In The Book Thief, how is Death haunted by humans?

Expert Answers

An illustration of the letter 'A' in a speech bubbles

The definition of "haunted" means that one is physically frequented by ghosts, but it also includes the fact that one can be psychologically burdened, preoccupied, and/or disturbed by someone or something. In Zusak's The Book Thief , the latter is more of the issue for Death, who is also the...

Unlock
This Answer Now

Start your 48-hour free trial to unlock this answer and thousands more. Enjoy eNotes ad-free and cancel anytime.

Start your 48-Hour Free Trial

The definition of "haunted" means that one is physically frequented by ghosts, but it also includes the fact that one can be psychologically burdened, preoccupied, and/or disturbed by someone or something. In Zusak's The Book Thief, the latter is more of the issue for Death, who is also the narrator. Usually, Death does his job without question because he must deal with many dead human bodies every day—especially during war. He watches humanity at a distance and exists in a paradoxical state. For example, when Death describes his role in human history, he cannot extract himself, because no one else can take his job while he goes on vacation. Death explains the following:

". . . my one saving grace is distraction. It keeps me sane. It helps me cope, considering the length of time I've been performing this job. . . . you might be asking, why does he even need a vacation? What does he need distraction from? . . . It's the leftover humans. The survivors. They're the ones I can't stand to look at, although on many occasions I still fail" (5).

One human that interests him is Liesel, of course, because she is "an expert at being left behind" (5). He goes on to say that he saw her three times, but he also swipes her book, reads it, and presents it to her after her long life. He's amazed at how many times she escapes him. He is also impressed when Max escapes him a few times—like the time he fights Death off during a night of intense sickness, as shown in the following passage:
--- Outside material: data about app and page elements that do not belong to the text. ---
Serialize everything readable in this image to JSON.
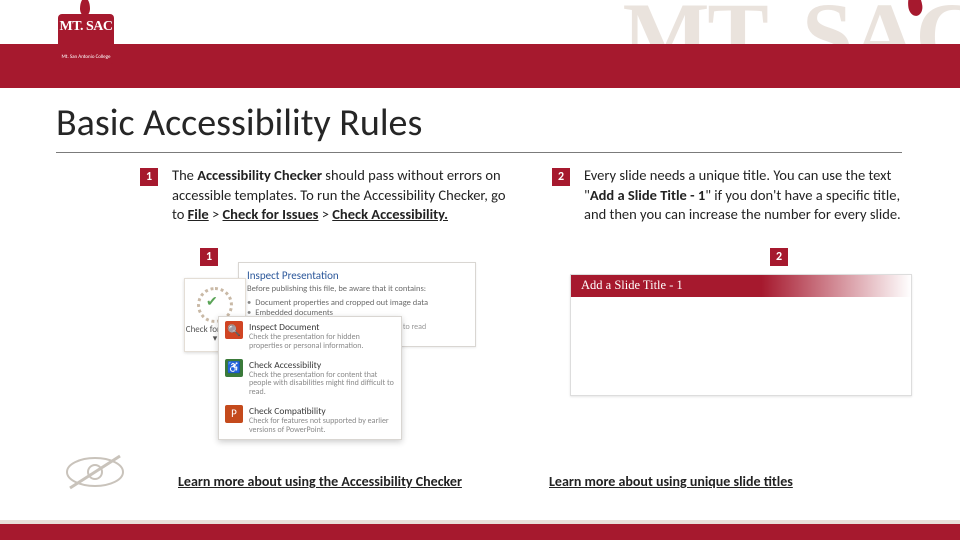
{
  "header": {
    "watermark": "MT. SAC",
    "logo_main": "MT. SAC",
    "logo_sub": "Mt. San Antonio College"
  },
  "title": "Basic Accessibility Rules",
  "col1": {
    "num": "1",
    "html": "The <b>Accessibility Checker</b> should pass without errors on accessible templates. To run the Accessibility Checker, go to <span class='u'>File</span> > <span class='u'>Check for Issues</span> > <span class='u'>Check Accessibility.</span>",
    "subnum": "1",
    "check_btn": "Check for Issues ▾",
    "panel_title": "Inspect Presentation",
    "panel_intro": "Before publishing this file, be aware that it contains:",
    "panel_b1": "Document properties and cropped out image data",
    "panel_b2": "Embedded documents",
    "panel_warn": "Content that people with disabilities are unable to read",
    "opt1_t": "Inspect Document",
    "opt1_d": "Check the presentation for hidden properties or personal information.",
    "opt2_t": "Check Accessibility",
    "opt2_d": "Check the presentation for content that people with disabilities might find difficult to read.",
    "opt3_t": "Check Compatibility",
    "opt3_d": "Check for features not supported by earlier versions of PowerPoint.",
    "link": "Learn more about using the Accessibility Checker"
  },
  "col2": {
    "num": "2",
    "html": "Every slide needs a unique title. You can use the text \"<b>Add a Slide Title - 1</b>\" if you don't have a specific title, and then you can increase the number for every slide.",
    "subnum": "2",
    "slide_title": "Add a Slide Title - 1",
    "link": "Learn more about using unique slide titles"
  }
}
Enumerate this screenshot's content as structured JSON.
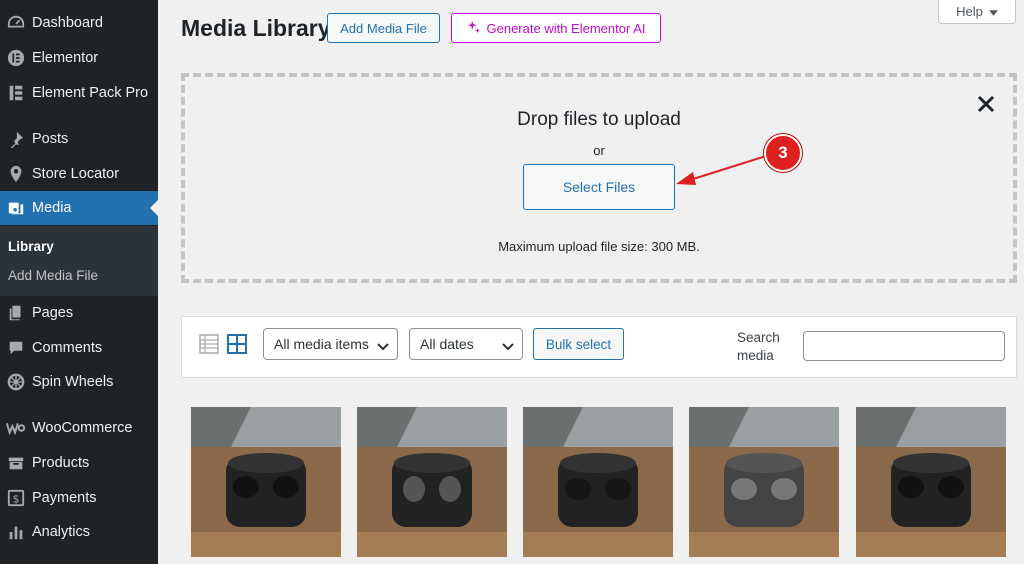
{
  "sidebar": {
    "items": [
      {
        "label": "Dashboard",
        "icon": "dashboard-icon"
      },
      {
        "label": "Elementor",
        "icon": "elementor-icon"
      },
      {
        "label": "Element Pack Pro",
        "icon": "element-pack-icon"
      },
      {
        "label": "Posts",
        "icon": "pin-icon"
      },
      {
        "label": "Store Locator",
        "icon": "location-icon"
      },
      {
        "label": "Media",
        "icon": "media-icon",
        "active": true
      },
      {
        "label": "Pages",
        "icon": "pages-icon"
      },
      {
        "label": "Comments",
        "icon": "comments-icon"
      },
      {
        "label": "Spin Wheels",
        "icon": "wheel-icon"
      },
      {
        "label": "WooCommerce",
        "icon": "woocommerce-icon"
      },
      {
        "label": "Products",
        "icon": "products-icon"
      },
      {
        "label": "Payments",
        "icon": "payments-icon"
      },
      {
        "label": "Analytics",
        "icon": "analytics-icon"
      }
    ],
    "submenu": [
      {
        "label": "Library",
        "current": true
      },
      {
        "label": "Add Media File"
      }
    ]
  },
  "header": {
    "title": "Media Library",
    "add_button": "Add Media File",
    "ai_button": "Generate with Elementor AI",
    "help": "Help"
  },
  "upload": {
    "title": "Drop files to upload",
    "or": "or",
    "select_button": "Select Files",
    "max_size": "Maximum upload file size: 300 MB."
  },
  "annotation": {
    "step": "3"
  },
  "toolbar": {
    "type_filter": "All media items",
    "date_filter": "All dates",
    "bulk_select": "Bulk select",
    "search_label": "Search media",
    "search_value": ""
  },
  "colors": {
    "sidebar_bg": "#1d2327",
    "accent": "#2271b1",
    "ai_accent": "#c00cc8",
    "badge": "#e02020"
  }
}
"I readied myself to insert my hands through the blankets. Then there was a resurgence—an immense struggle against my weight. I withdrew, and with so much work ahead of me, it was nice to be fought off in that dark little room. I even managed a short, closed-eyed pause of serenity before I made my way out" (318).

It seems from this passage that Death is also impressed with humans' strength and their will to keep going even when the world is falling down around them and they are facing the cruelest and most evil times in history.

By the end of the book, Death recognizes the extreme spectrum of emotions and experiences that humans face during their lives—from war to peace and back again. He marvels that he is there for "the greatest disasters" and "the greatest villains," but there are a few stories throughout history that distract him enough to teach him and interest him. Therefore, one way Death attempts to understand life is through human stories. In the same manner that humans are haunted by images of ghosts that represent death, Death is haunted by images, colors, and people that represent life.

Approved by eNotes Editorial Team
An illustration of the letter 'A' in a speech bubbles

In this last section of The Book Thief, Death considers what to tell Liesel about her story and human stories in general. Death wanted to tell her about "beauty and brutality," but he concludes there is nothing to tell her about such things that she didn't already know. Death is fascinated by the human race. Although he often speaks/narrates with indifference, he does "color" human experience in his own eyes and must distract himself at times because he pities them (which implies an emotional or at least a sympathetic reaction). 

When Death says "I am haunted by humans," he is captivated by their hypocrisy. That is, Death is haunted by how they can be "so ugly and so glorious" and how their "words and stories" could be "so damning and so brilliant" (550). In other words, Death is haunted by the history of the human race and its contradictory record of things wonderful and awful. 

Since Death is really at a loss for words here, when he simply says he is "haunted by humans," he actually wants to ask Liesel what she thinks of contradictory human nature. Death admits to constantly overestimating and underestimating the human race. Death is therefore surprised when humans illustrate their greatness and benevolence and Death is equally surprised/dismayed when humans illustrate their destructive side. Death is not only haunted by the deaths he must attend to. Death is also haunted by human potential; he is even bewildered by this human dichotomy of good/evil. The fact that he admits to overestimating and underestimating implies that he still does not fully understand the human race. In this sense, humans are still mysterious to Death. This is interesting because it is reciprocal; humans find Death equally (or more) mysterious. 

Approved by eNotes Editorial Team